The desert here looks painted from a fairytale, though the human rights record in Qatar is anything but, which has made this a controversial destination to visit, and even more reason for you to know a few things before you decide to go.
Things To Know Before Traveling to Qatar
When to Travel
When to travel is an important decision when visiting Qatar, both in terms of weather, and religious seasons.
October to May are generally the best time to visit weather wise, because the weather is pleasent enough to be outside. Otherwise you may find it’s excruciatingly hot.
This is an islamic country, so you do have to also consider the holy month of Ramadan, which is when Muslims fast between sunrise and sunset.
If you’re visiting during Ramadan, you’ll find it difficult during the day to find food, as it’s frowned upon to eat or drink during the day. Visitors have a certain level of tolerance though restuarants are largely closed.

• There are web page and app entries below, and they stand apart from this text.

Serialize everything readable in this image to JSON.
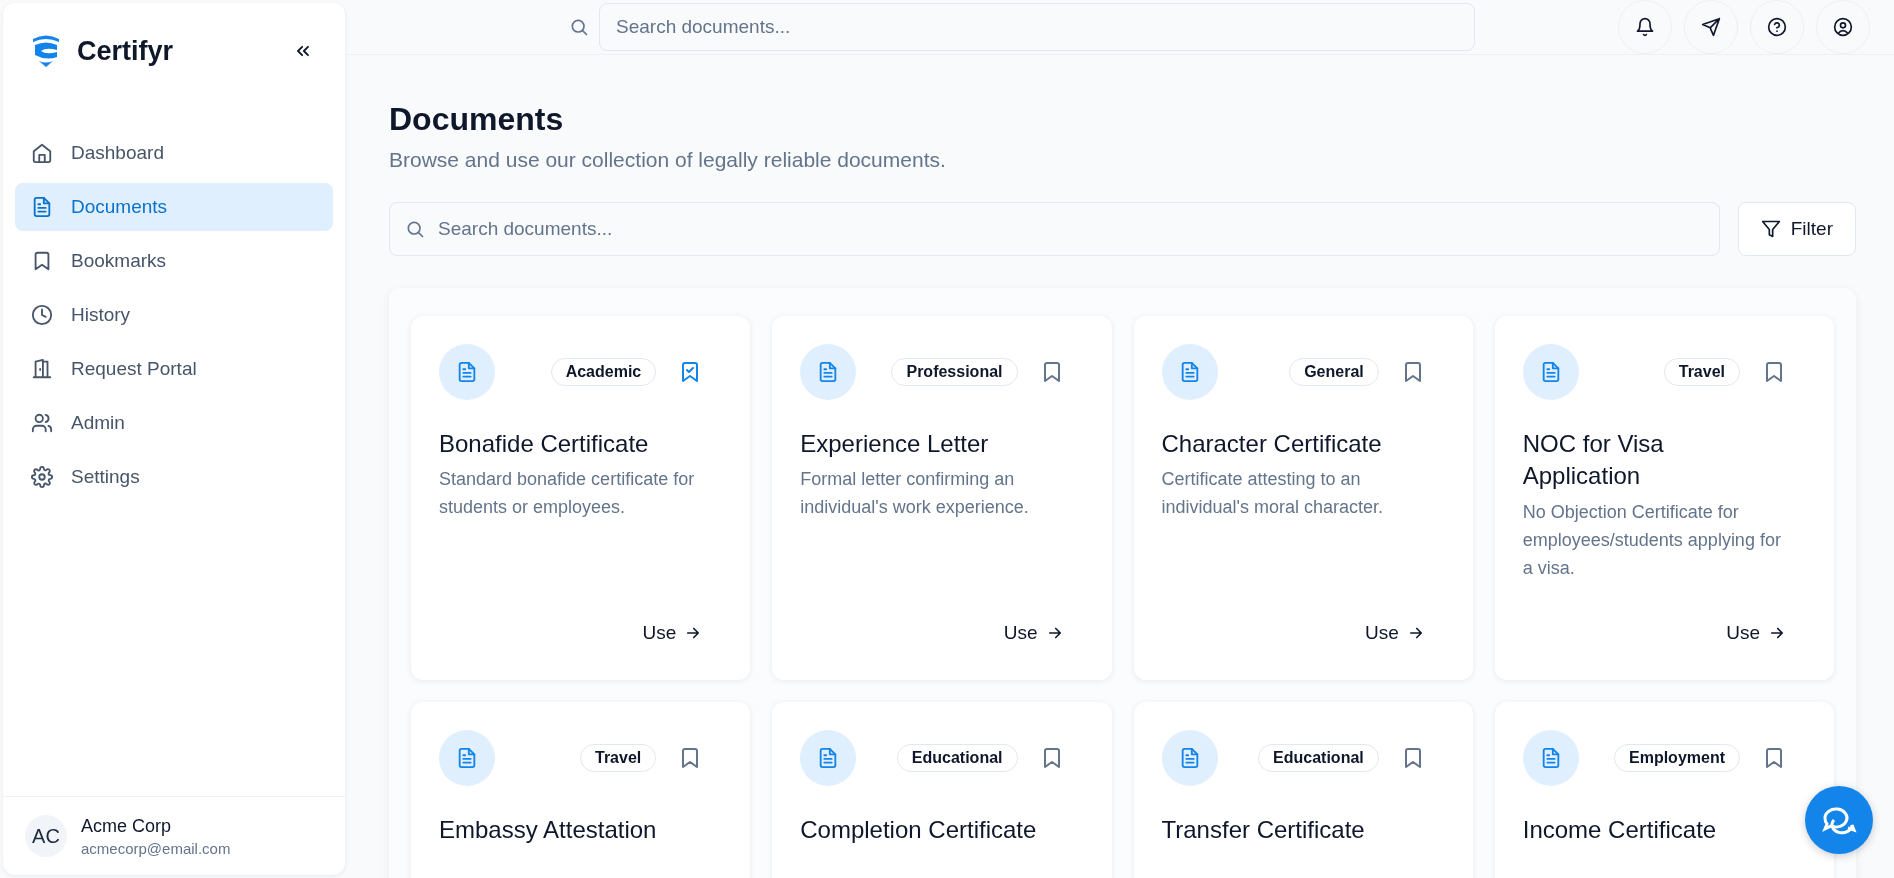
{
  "sidebar": {
    "brand": "Certifyr",
    "items": [
      {
        "label": "Dashboard",
        "selected": false
      },
      {
        "label": "Documents",
        "selected": true
      },
      {
        "label": "Bookmarks",
        "selected": false
      },
      {
        "label": "History",
        "selected": false
      },
      {
        "label": "Request Portal",
        "selected": false
      },
      {
        "label": "Admin",
        "selected": false
      },
      {
        "label": "Settings",
        "selected": false
      }
    ],
    "user": {
      "initials": "AC",
      "name": "Acme Corp",
      "email": "acmecorp@email.com"
    }
  },
  "header": {
    "search": {
      "placeholder": "Search documents..."
    }
  },
  "page": {
    "title": "Documents",
    "subtitle": "Browse and use our collection of legally reliable documents.",
    "search": {
      "placeholder": "Search documents..."
    },
    "filter_button": "Filter"
  },
  "documents": [
    {
      "tag": "Academic",
      "title": "Bonafide Certificate",
      "description": "Standard bonafide certificate for students or employees.",
      "bookmarked": true,
      "action": "Use"
    },
    {
      "tag": "Professional",
      "title": "Experience Letter",
      "description": "Formal letter confirming an individual's work experience.",
      "bookmarked": false,
      "action": "Use"
    },
    {
      "tag": "General",
      "title": "Character Certificate",
      "description": "Certificate attesting to an individual's moral character.",
      "bookmarked": false,
      "action": "Use"
    },
    {
      "tag": "Travel",
      "title": "NOC for Visa Application",
      "description": "No Objection Certificate for employees/students applying for a visa.",
      "bookmarked": false,
      "action": "Use"
    },
    {
      "tag": "Travel",
      "title": "Embassy Attestation",
      "bookmarked": false
    },
    {
      "tag": "Educational",
      "title": "Completion Certificate",
      "bookmarked": false
    },
    {
      "tag": "Educational",
      "title": "Transfer Certificate",
      "bookmarked": false
    },
    {
      "tag": "Employment",
      "title": "Income Certificate",
      "bookmarked": false
    }
  ]
}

Keep in mind too that the weekend here falls on Fridays and Saturdays. Friday is a holy day, so the workweek starts from Sunday and goes up to Thursday.
Have Cash in Qatari Riyal

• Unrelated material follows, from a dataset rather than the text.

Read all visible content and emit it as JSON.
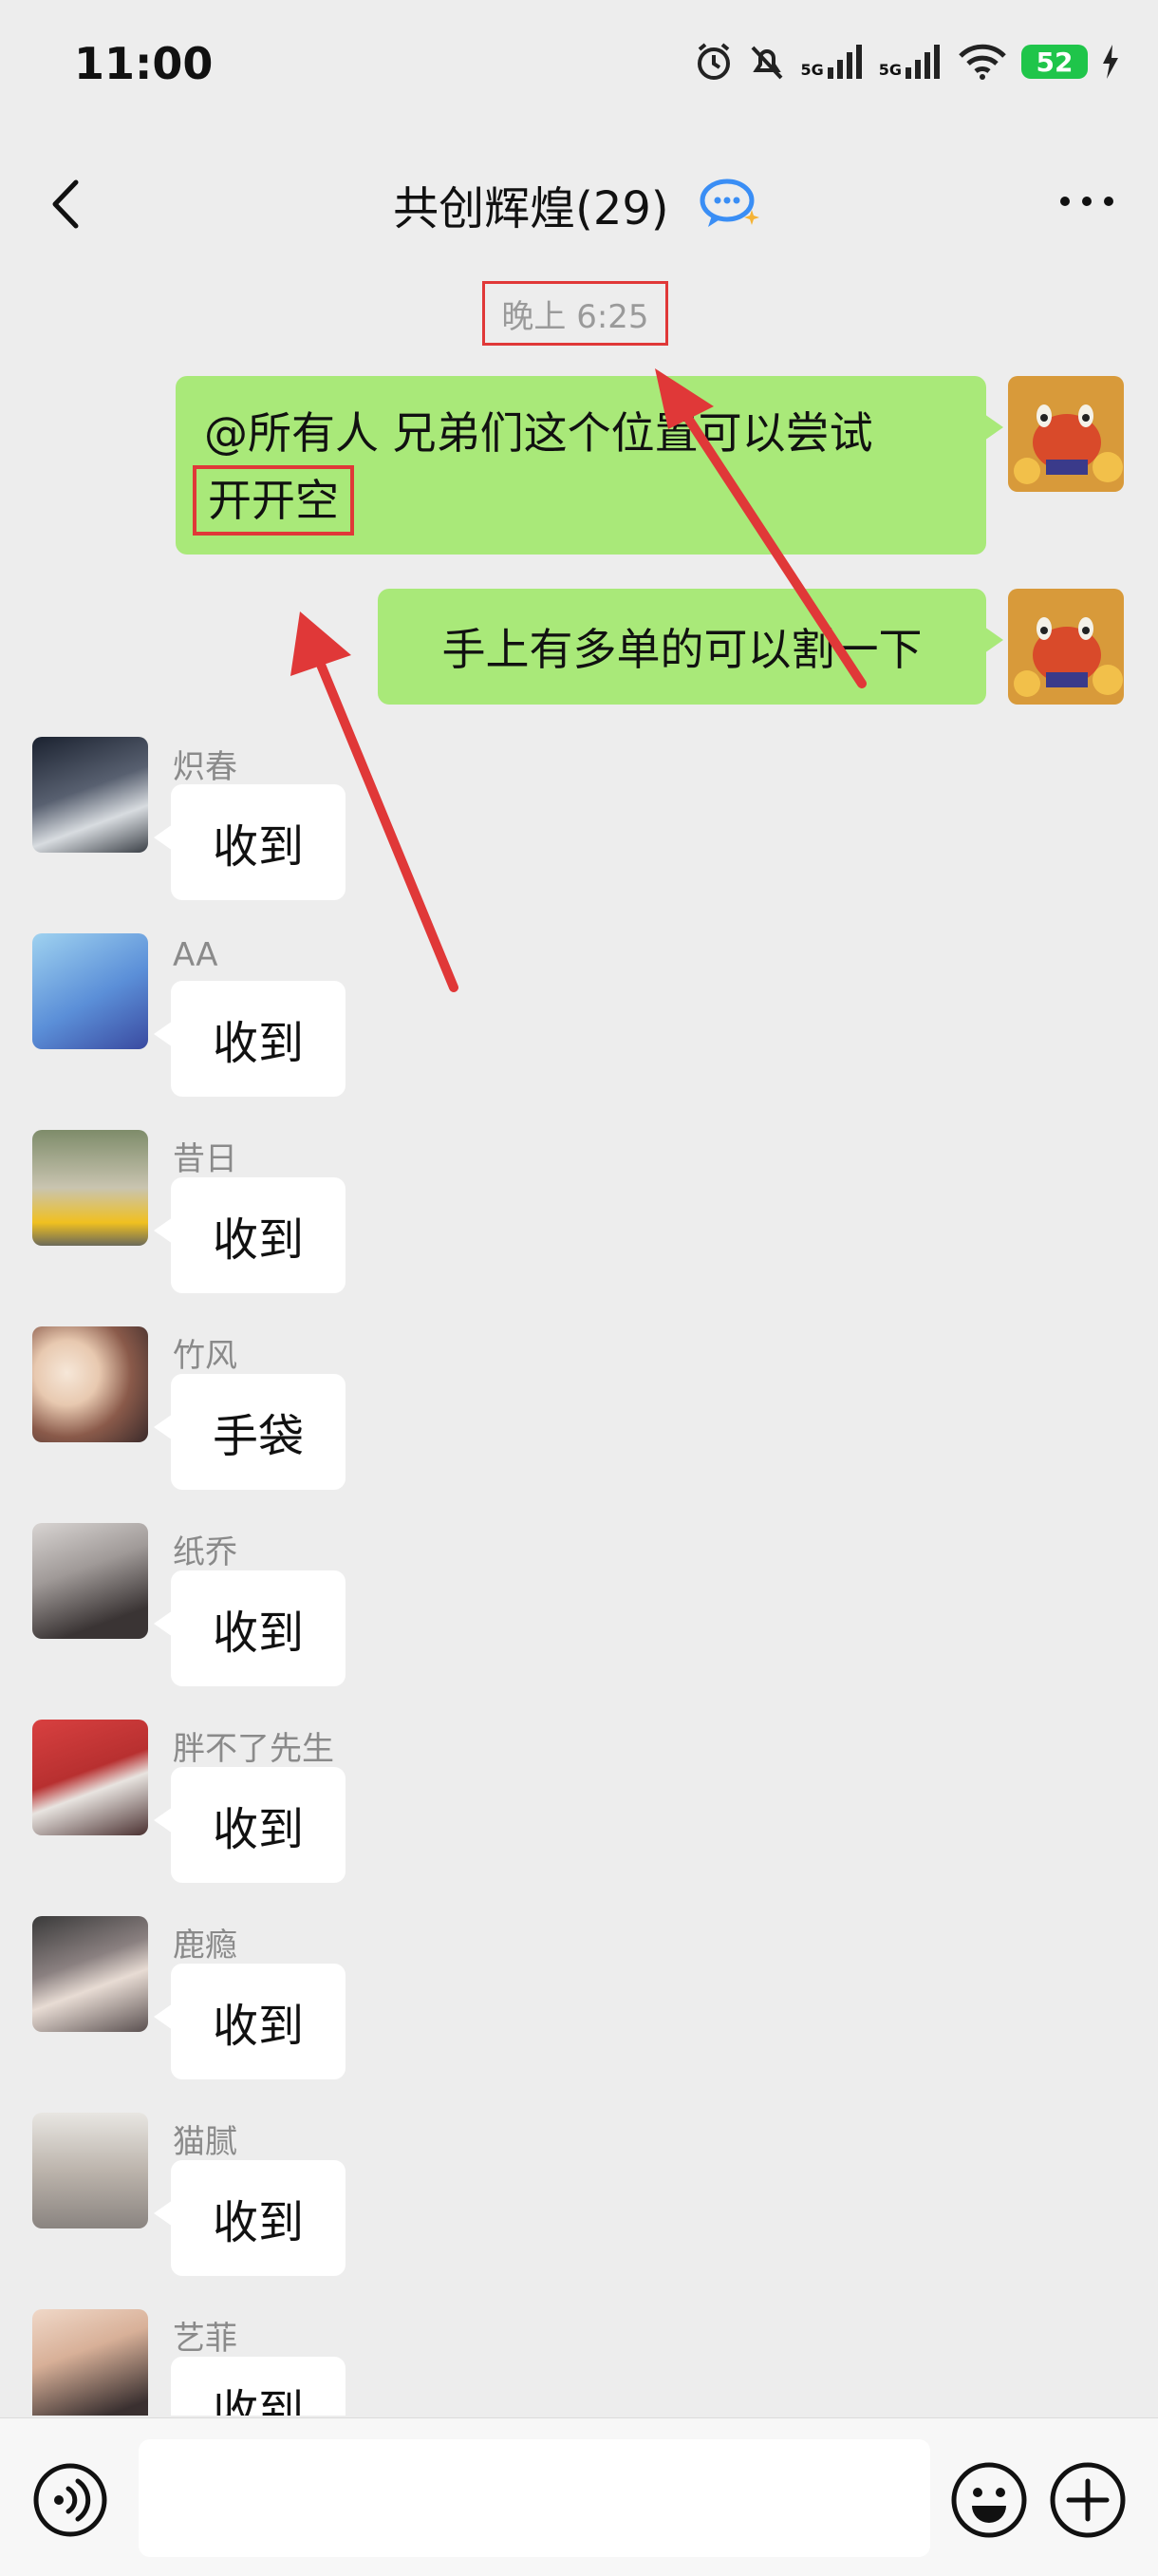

The Qatari riyal is the name of the currency used in Qatar, which is a major thing you should know before visiting. The quote is closely correlated to the US dollar and is pegged to it. In general, 3.64 Qatari riyals are equal to 1 US dollar.
Foreign currencies are not accepted in Qatar, and while foreign credit cards are widely accepted in bigger stores, many small local places will only accept cash, especially if you plan to visit the Souqs.
Regardless of whether you’re visiting the Souqs or using it for World Cup picks, we recommend having cash during your visit. The notes comes in 5, 10, 50, 100, 500 which they call riyal and there are coins of 25 & 50 as well which they call it Dirhams.
ATMs are located in major shopping malls, some Souqs, hotels and on the street. As in any country, take sensible precautions when handling cash and credit cards in public or at cash machines.
How You Dress is Important
Qatar is a Muslim country, and while you won’t get stopped in the street for being in shorts and a tank top, as Qataris are very tolerant of visitors, we highly advise that you dress modestly.
There’s no problem when you’re at the pool at the hotel to wear a bikini or short swimsuit, but when you’re everywhere else, it’s important to cover your shoulders and knees, especially when visiting traditional attractions.
How You Drink is Important
Alcohol is legal in Qatar, but only in places that are authorized, so you’ll need to plan out your restaurant visits if you want to cool off with a beer.
Drinking is permitted in some hotels’ bars and eateries, though because alcohol is banned from unlicensed premises, you won’t find it in the grocery store, and you can’t drink in public places. Nor can you act intoxicated in public.
For devoted Muslims in Qatar, Friday prayers end as Friday brunch begins, a relatively recent tradition. One of these lavish, all-you-can-eat events is offered by dozens of the city’s hotel-based restaurants (with an all-you-can-drink add-on), and it typically lasts for three hours starting at noon.
If you’re thirsty, it’s a fantastic deal for Qatar, but don’t anticipate much change from AU$ 200 per person with alcohol included. Local favorites include Spice Market at the W Doha Hotel & Residences and Nobu Doha at the Four Seasons Hotel Doha.
Human Rights Considerations in Qatar
Qatar is considered one of the safest countries in the world for tourism, however there are some significant Government policies to keep in mind when choosing how and where to spend your money.
One of the biggest controversies around the World Cup were that migrant workers were forced to endure labour abuses and struggled to change jobs freely.
And there is a significant curtailment of freedom of expression in Qatar, where both women and LGBTI people continue to face discrimination in law and practice. Same-sex relationships are a crime in Qatar, punishable by up to seven years’ imprisonment.
Qatar is more tolerant towards tourists, however in October 2020, 13 Australian women on board a Qatar Airways flight from Doha to Sydney were asked to leave their aircraft before being escorted to ambulances for forced genital checks, supposedly carried out as staff tried to find the mother of a baby abandoned at the airport.
Qatar is currently in the spotlight on a global scale. The nation has invested heavily in tourism to accommodate everyone visiting based on World Cup predictions’ attendance.
There are a huge range of things to do in Qatar that will inevitably make for an incredible vacation. However it’s a country you do need to research prior to travel, to plan out your stay accordingly, and which institutions you support with your tourist dollar.